The Great Dane is intelligent, affectionate and gentle. Great Danes are often referred to as 'gentle giants' and make excellent family companions. They get on well with people of all ages and other household pets. Great Danes are people orientated, sensitive, intuitive and slow to anger. They thrive on human company and make good watchdogs. Great Danes do need training from a young age, as they grow into large dogs very quickly and need to learn not to pull on a lead.
Click here on how to stop your Great Dane's behavior problems
Little attention is needed for the Great Danes coat. Using a rubber brush to remove dead and loose hairs during moulting is sufficient. These dogs need a soft bed to avoid pressure marks.
These strong dogs need plenty of exercise and open spaces where they can run and play freely. Running alongside a cycle is a good way for them to get exercise, so long as they don't go running ahead. It is important that Great Danes are not over-exercised during the growth period.
Great Danes have a demanding appetite. They are a fast-growing breed and need careful attention with their nutrition while going through the growth stage.
Their name came from the French word 'grand Danois' which means 'big Danish' and it is unknown why the British adopted this name when the breed originated in Germany. It is believed that the Great Danes mastiff family originated in Asia as far back as 3000 BC, as there were Egyptian drawings of 'tiger dogs' similar to the Great Dane. This breed became well established when Greece and Rome were the main powers of western civilization. They were later known in central Europe as the German Mastiff or the Boarhound.
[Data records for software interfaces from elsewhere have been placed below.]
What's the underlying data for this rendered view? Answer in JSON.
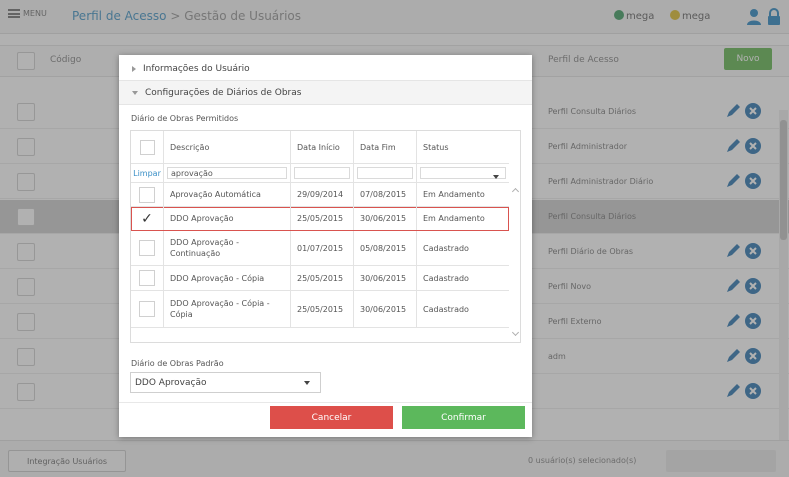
{
  "app": {
    "menu_label": "MENU",
    "breadcrumb": {
      "section": "Perfil de Acesso",
      "separator": ">",
      "current": "Gestão de Usuários"
    },
    "logos": [
      "mega",
      "mega"
    ]
  },
  "background_table": {
    "columns": {
      "codigo": "Código",
      "perfil": "Perfil de Acesso"
    },
    "new_button": "Novo",
    "rows": [
      {
        "perfil": "Perfil Consulta Diários",
        "actions": true,
        "selected": false
      },
      {
        "perfil": "Perfil Administrador",
        "actions": true,
        "selected": false
      },
      {
        "perfil": "Perfil Administrador Diário",
        "actions": true,
        "selected": false
      },
      {
        "perfil": "Perfil Consulta Diários",
        "actions": false,
        "selected": true
      },
      {
        "perfil": "Perfil Diário de Obras",
        "actions": true,
        "selected": false
      },
      {
        "perfil": "Perfil Novo",
        "actions": true,
        "selected": false
      },
      {
        "perfil": "Perfil Externo",
        "actions": true,
        "selected": false
      },
      {
        "perfil": "adm",
        "actions": true,
        "selected": false
      },
      {
        "perfil": "",
        "actions": true,
        "selected": false
      }
    ]
  },
  "bottom_bar": {
    "integration_button": "Integração Usuários",
    "selection_status": "0 usuário(s) selecionado(s)"
  },
  "modal": {
    "section_user_info": "Informações do Usuário",
    "section_config": "Configurações de Diários de Obras",
    "grid_title": "Diário de Obras Permitidos",
    "grid": {
      "headers": {
        "descricao": "Descrição",
        "data_inicio": "Data Início",
        "data_fim": "Data Fim",
        "status": "Status"
      },
      "filter": {
        "clear": "Limpar",
        "descricao": "aprovação",
        "data_inicio": "",
        "data_fim": "",
        "status": ""
      },
      "rows": [
        {
          "checked": false,
          "descricao": "Aprovação Automática",
          "data_inicio": "29/09/2014",
          "data_fim": "07/08/2015",
          "status": "Em Andamento"
        },
        {
          "checked": true,
          "descricao": "DDO Aprovação",
          "data_inicio": "25/05/2015",
          "data_fim": "30/06/2015",
          "status": "Em Andamento"
        },
        {
          "checked": false,
          "descricao": "DDO Aprovação - Continuação",
          "data_inicio": "01/07/2015",
          "data_fim": "05/08/2015",
          "status": "Cadastrado"
        },
        {
          "checked": false,
          "descricao": "DDO Aprovação - Cópia",
          "data_inicio": "25/05/2015",
          "data_fim": "30/06/2015",
          "status": "Cadastrado"
        },
        {
          "checked": false,
          "descricao": "DDO Aprovação - Cópia - Cópia",
          "data_inicio": "25/05/2015",
          "data_fim": "30/06/2015",
          "status": "Cadastrado"
        }
      ]
    },
    "default_label": "Diário de Obras Padrão",
    "default_value": "DDO Aprovação",
    "cancel_label": "Cancelar",
    "confirm_label": "Confirmar"
  },
  "colors": {
    "link": "#4c9ac9",
    "cancel": "#dd4f4a",
    "confirm": "#5cb85c",
    "new_button": "#6dbb5c",
    "selected_row_border": "#d9534f",
    "action_icon": "#3a7fb5"
  }
}
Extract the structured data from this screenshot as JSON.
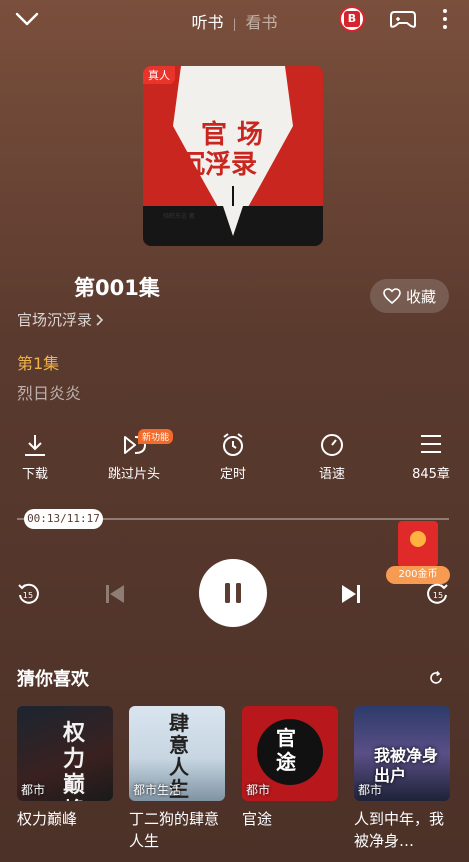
{
  "header": {
    "tab_listen": "听书",
    "tab_read": "看书"
  },
  "cover": {
    "tag": "真人",
    "title_line1": "官场",
    "title_line2": "沉浮录",
    "author_small": "骑鹤东巡 著"
  },
  "episode": {
    "title": "第001集",
    "book_link": "官场沉浮录",
    "favorite_label": "收藏",
    "number": "第1集",
    "narrator": "烈日炎炎"
  },
  "controls": {
    "download": "下载",
    "skip_intro": "跳过片头",
    "new_feature_tag": "新功能",
    "timer": "定时",
    "speed": "语速",
    "chapters": "845章"
  },
  "progress": {
    "time": "00:13/11:17",
    "fraction": 0.019
  },
  "reward": {
    "coins": "200金币"
  },
  "recommend": {
    "title": "猜你喜欢",
    "items": [
      {
        "category": "都市",
        "name": "权力巅峰",
        "cover_text": "权力巅峰"
      },
      {
        "category": "都市生活",
        "name": "丁二狗的肆意人生",
        "cover_text": "肆意人生"
      },
      {
        "category": "都市",
        "name": "官途",
        "cover_text": "官途"
      },
      {
        "category": "都市",
        "name": "人到中年，我被净身…",
        "cover_text": "我被净身出户"
      }
    ]
  },
  "colors": {
    "accent_orange": "#f0b34a",
    "brand_red": "#d3252b"
  }
}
General Appearance: Giant, calm and graceful.
Color: Blue, black, fawn, brindle or harlequin (white with torn black splashes).
Coat: Glossy, short and thick.
Tail: Set high, tapering and carried in a straight line level with the back.
Ears: Medium size, triangular, set high and folded forward. The ears may be cropped within some countries.
Body: The body is deep and broad with well sprung ribs. The back is short and firm with a full croup. The shoulders are long and sloping and the belly is arched.
- It is said that someone can easily break into a house that is watched over by a Great Dane, but that they can never get out.
- Like other Mastiff type dogs the Great Dane is very tolerant of pain and therefore injuries or illnesses can be overlooked for long periods of time.